I wasn’t looking to be freaked out. It was 3:30 a.m., I had been working for over 22 hours, and I had to drive 45 minutes to Starkville, Mississippi. All I wanted was sleep.
While driving down the foggy, pitch-black highway, I turned on The Kevin McCullough Show, a talk radio show on which the host was discussing whether kids should play with BB guns. I have a strong opinion on the topic, so when the host invited callers to respond, I picked up my cell phone and called.
The line was busy.
But I wasn’t giving up – I had nothing else to do. I dialed the number again and again, getting the same busy signal. Then the radio host said, “Alright, our first caller is David from Arkansas. David, are you there?”
“Hehh-lo,” said the caller in a familiar Ozark twang.

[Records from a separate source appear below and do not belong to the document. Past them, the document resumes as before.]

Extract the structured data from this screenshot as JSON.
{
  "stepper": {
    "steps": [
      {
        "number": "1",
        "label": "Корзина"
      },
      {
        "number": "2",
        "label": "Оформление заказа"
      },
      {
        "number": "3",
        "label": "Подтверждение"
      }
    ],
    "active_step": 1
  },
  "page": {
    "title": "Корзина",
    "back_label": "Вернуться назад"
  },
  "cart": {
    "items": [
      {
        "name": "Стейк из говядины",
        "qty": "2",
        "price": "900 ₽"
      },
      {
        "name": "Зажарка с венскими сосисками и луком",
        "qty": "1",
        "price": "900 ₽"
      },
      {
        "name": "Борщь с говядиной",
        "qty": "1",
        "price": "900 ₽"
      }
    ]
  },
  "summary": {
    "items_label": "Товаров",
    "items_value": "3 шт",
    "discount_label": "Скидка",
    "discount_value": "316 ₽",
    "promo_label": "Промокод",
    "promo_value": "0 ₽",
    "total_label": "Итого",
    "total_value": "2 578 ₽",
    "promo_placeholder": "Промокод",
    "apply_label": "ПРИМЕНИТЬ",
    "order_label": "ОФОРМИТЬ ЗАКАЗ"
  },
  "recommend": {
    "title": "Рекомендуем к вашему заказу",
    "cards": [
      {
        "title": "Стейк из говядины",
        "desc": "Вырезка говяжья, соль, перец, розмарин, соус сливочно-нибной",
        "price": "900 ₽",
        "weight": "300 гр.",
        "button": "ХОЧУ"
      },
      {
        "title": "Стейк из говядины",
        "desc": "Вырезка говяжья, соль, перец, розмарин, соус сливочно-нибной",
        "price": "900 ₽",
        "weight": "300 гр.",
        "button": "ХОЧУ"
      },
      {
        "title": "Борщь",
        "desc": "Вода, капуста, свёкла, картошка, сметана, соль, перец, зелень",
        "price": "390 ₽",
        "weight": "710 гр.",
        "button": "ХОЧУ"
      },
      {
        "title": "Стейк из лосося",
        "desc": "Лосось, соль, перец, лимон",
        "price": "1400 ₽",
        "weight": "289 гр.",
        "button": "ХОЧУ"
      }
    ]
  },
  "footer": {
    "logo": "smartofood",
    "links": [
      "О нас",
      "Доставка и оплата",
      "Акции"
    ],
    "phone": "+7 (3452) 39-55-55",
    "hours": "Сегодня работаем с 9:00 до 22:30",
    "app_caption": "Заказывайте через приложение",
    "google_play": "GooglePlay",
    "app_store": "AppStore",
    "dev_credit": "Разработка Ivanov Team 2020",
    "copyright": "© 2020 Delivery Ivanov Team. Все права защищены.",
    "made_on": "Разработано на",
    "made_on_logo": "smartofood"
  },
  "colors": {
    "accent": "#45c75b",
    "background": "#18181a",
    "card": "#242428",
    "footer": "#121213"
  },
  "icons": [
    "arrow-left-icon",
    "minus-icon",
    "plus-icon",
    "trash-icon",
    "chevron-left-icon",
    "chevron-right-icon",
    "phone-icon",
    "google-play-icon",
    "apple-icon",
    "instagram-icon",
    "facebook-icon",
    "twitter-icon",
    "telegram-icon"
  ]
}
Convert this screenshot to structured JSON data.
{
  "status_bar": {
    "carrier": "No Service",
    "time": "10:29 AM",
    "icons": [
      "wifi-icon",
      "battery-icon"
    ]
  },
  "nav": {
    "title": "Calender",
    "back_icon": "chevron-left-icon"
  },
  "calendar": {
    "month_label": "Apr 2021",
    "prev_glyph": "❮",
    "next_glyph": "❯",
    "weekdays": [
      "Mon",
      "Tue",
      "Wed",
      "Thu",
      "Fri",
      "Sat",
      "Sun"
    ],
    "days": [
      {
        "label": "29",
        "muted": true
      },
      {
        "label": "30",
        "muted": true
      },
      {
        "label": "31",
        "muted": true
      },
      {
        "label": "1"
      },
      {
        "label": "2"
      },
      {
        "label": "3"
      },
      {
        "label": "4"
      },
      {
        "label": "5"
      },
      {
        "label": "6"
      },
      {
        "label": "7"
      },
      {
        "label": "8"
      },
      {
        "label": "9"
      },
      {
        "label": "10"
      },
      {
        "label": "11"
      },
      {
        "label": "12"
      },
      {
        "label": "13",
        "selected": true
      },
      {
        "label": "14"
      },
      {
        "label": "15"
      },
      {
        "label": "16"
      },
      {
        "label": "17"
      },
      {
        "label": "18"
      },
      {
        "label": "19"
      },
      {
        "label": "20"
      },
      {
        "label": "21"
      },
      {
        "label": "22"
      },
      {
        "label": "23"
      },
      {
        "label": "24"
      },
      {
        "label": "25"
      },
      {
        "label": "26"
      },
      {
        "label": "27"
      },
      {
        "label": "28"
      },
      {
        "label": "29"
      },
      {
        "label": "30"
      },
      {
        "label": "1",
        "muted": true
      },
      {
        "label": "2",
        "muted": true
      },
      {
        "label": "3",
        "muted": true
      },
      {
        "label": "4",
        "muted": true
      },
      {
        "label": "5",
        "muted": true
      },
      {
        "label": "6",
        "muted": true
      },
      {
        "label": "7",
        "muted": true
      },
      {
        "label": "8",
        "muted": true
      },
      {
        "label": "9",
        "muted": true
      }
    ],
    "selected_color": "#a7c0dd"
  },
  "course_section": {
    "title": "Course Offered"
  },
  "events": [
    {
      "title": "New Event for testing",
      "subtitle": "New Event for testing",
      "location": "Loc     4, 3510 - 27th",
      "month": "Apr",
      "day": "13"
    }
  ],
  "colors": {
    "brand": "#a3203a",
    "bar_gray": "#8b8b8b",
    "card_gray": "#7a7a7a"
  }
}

My mouth dropped open. David, the first caller, was my father.
“Dad?” I said out loud.
I was dumbfounded, confused, staring at the radio, and trying to listen to my dad as he shared his opinion with the host. And I could hardly think.
There was no doubt it was my father’s voice on the line, but the chances of this freakish coincidence happening – at an hour at which I’m never awake, in a rural area in which I don’t live, on a radio show I’ve never listened to – seemed impossible.
After Dad finished making his comment, I dialed his phone number.
“Hehh-lo,” he said.
“Dad! What are you doing up?” I nearly shouted into the phone.
“But – you were just on the radio, Dad.”
“You know, you were talking about kids using BB guns.”
“Oh yeah, on the Kevin McCullough Show. Yeah, I called that show two nights ago.”
“Wait – what?” I said. And then I realized the reason I was getting a busy signal: the show wasn’t live. It had somehow been broadcast live two nights before when my dad called in from Arkansas. And two days later, at 3:30 a.m., at the very moment I was trying to call in, they replayed my dad’s call on a radio station in Mississippi.
The next day, I wondered if the radio show was just some audio hallucination brought on by 22 hours without sleep. Later on, when I called my dad and we talked about it, things got even more weird.
“Josh,” he said. “I want to tell you something. When you called me at 3:30 a.m., I was physically sick, and I was feeling emotionally low as well. And after we talked, the sickness and low feelings completely went away. I could feel the power of God, Josh. It was strong.”
I didn’t even know how to respond to that. The bizarre intervention left me feeling like I had played a part in a Twilight Zone episode with no clear point.
So for two weeks, I repeatedly asked God to help me see why He would do such a weird miracle. What was He showing me? What was He showing my dad?
No matter how much I questioned the Lord, the only thing that would come to mind was a miracle from the Bible — that time Jesus mixed spit and dirt, rubbed it into a blind man’s eyes, and told him to go wash in a specific pool. The guy did it, and he was healed.
And I thought my miracle was weird.
Finally, I went back and reread the passage about the mud-and-spit-mix miracle. It was there I found the purpose of my own weird miracle: “This happened so that the works of God might be displayed in him” (John 9:3).
It took a couple of weeks, but God finally showed me that my highway miracle had a greater purpose: to open my eyes so I could see see my Heavenly Father’s love a little more clearly.